Provided material:
────

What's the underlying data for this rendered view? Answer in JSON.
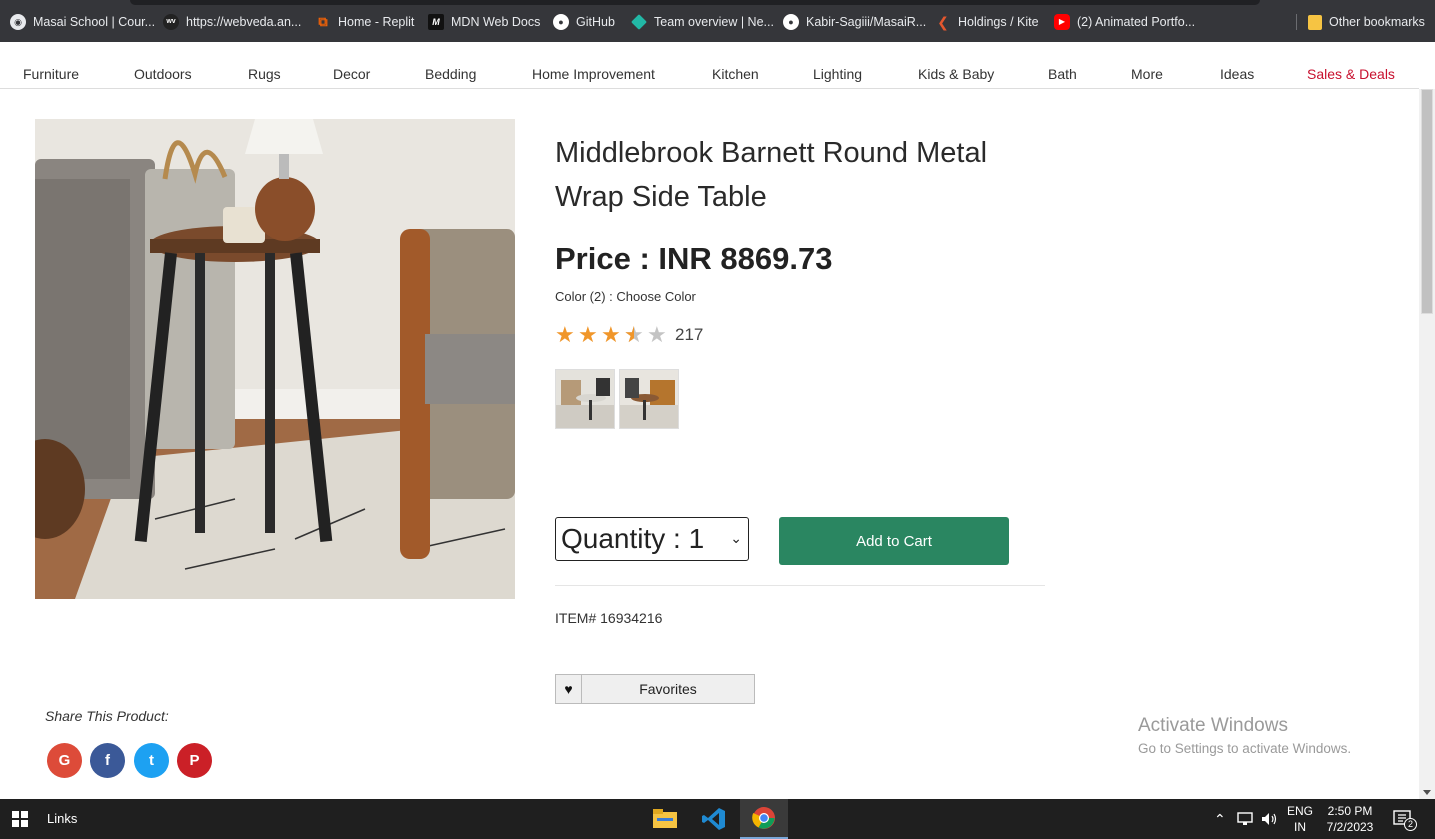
{
  "bookmarks": [
    {
      "label": "Masai School | Cour...",
      "icon": "globe-icon",
      "color": "#dddddd"
    },
    {
      "label": "https://webveda.an...",
      "icon": "webveda-icon",
      "color": "#333333"
    },
    {
      "label": "Home - Replit",
      "icon": "replit-icon",
      "color": "#f26207"
    },
    {
      "label": "MDN Web Docs",
      "icon": "mdn-icon",
      "color": "#111111"
    },
    {
      "label": "GitHub",
      "icon": "github-icon",
      "color": "#ffffff"
    },
    {
      "label": "Team overview | Ne...",
      "icon": "netlify-icon",
      "color": "#22b8a6"
    },
    {
      "label": "Kabir-Sagiii/MasaiR...",
      "icon": "github-icon",
      "color": "#ffffff"
    },
    {
      "label": "Holdings / Kite",
      "icon": "kite-icon",
      "color": "#e4572e"
    },
    {
      "label": "(2) Animated Portfo...",
      "icon": "youtube-icon",
      "color": "#ff0000"
    }
  ],
  "other_bookmarks": "Other bookmarks",
  "categories": [
    "Furniture",
    "Outdoors",
    "Rugs",
    "Decor",
    "Bedding",
    "Home Improvement",
    "Kitchen",
    "Lighting",
    "Kids & Baby",
    "Bath",
    "More",
    "Ideas",
    "Sales & Deals"
  ],
  "product": {
    "title": "Middlebrook Barnett Round Metal Wrap Side Table",
    "price": "Price : INR 8869.73",
    "color_line": "Color (2) : Choose Color",
    "rating": 3.5,
    "rating_max": 5,
    "review_count": "217",
    "quantity": "Quantity : 1",
    "add_to_cart": "Add to Cart",
    "item_number": "ITEM# 16934216",
    "favorites": "Favorites"
  },
  "share": {
    "title": "Share This Product:",
    "networks": [
      {
        "name": "google",
        "glyph": "G",
        "color": "#dd4b39"
      },
      {
        "name": "facebook",
        "glyph": "f",
        "color": "#3b5998"
      },
      {
        "name": "twitter",
        "glyph": "t",
        "color": "#1da1f2"
      },
      {
        "name": "pinterest",
        "glyph": "P",
        "color": "#cb2027"
      }
    ]
  },
  "watermark": {
    "title": "Activate Windows",
    "subtitle": "Go to Settings to activate Windows."
  },
  "taskbar": {
    "links": "Links",
    "lang_1": "ENG",
    "lang_2": "IN",
    "time": "2:50 PM",
    "date": "7/2/2023",
    "notifications": "2"
  },
  "colors": {
    "accent_green": "#2a8661",
    "sale_red": "#c8102e",
    "star_orange": "#f0962a"
  }
}
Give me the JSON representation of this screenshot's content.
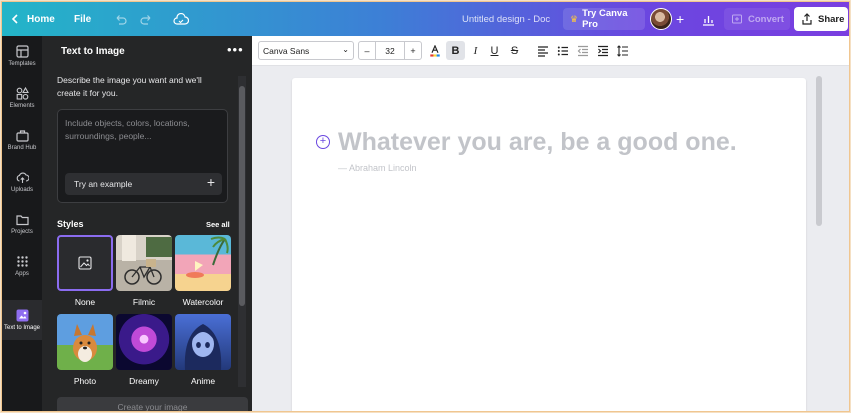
{
  "topbar": {
    "home_label": "Home",
    "file_label": "File",
    "doc_title": "Untitled design - Doc",
    "pro_label": "Try Canva Pro",
    "convert_label": "Convert",
    "share_label": "Share"
  },
  "rail": {
    "items": [
      {
        "label": "Templates",
        "icon": "templates-icon"
      },
      {
        "label": "Elements",
        "icon": "elements-icon"
      },
      {
        "label": "Brand Hub",
        "icon": "brand-hub-icon"
      },
      {
        "label": "Uploads",
        "icon": "uploads-icon"
      },
      {
        "label": "Projects",
        "icon": "projects-icon"
      },
      {
        "label": "Apps",
        "icon": "apps-icon"
      },
      {
        "label": "Text to Image",
        "icon": "text-to-image-icon"
      }
    ]
  },
  "panel": {
    "title": "Text to Image",
    "description": "Describe the image you want and we'll create it for you.",
    "prompt_placeholder": "Include objects, colors, locations, surroundings, people...",
    "try_example_label": "Try an example",
    "styles_label": "Styles",
    "see_all_label": "See all",
    "styles": [
      {
        "label": "None"
      },
      {
        "label": "Filmic"
      },
      {
        "label": "Watercolor"
      },
      {
        "label": "Photo"
      },
      {
        "label": "Dreamy"
      },
      {
        "label": "Anime"
      }
    ],
    "create_label": "Create your image"
  },
  "toolbar": {
    "font_family": "Canva Sans",
    "font_size": "32"
  },
  "canvas": {
    "quote": "Whatever you are, be a good one.",
    "author": "— Abraham Lincoln"
  },
  "colors": {
    "accent": "#7a3ee0",
    "panel_bg": "#252627",
    "rail_bg": "#18191b"
  }
}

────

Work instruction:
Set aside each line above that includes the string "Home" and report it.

Exercise response:
      "label": "Home - Replit",
    "Home Improvement",
    "home_label": "Home",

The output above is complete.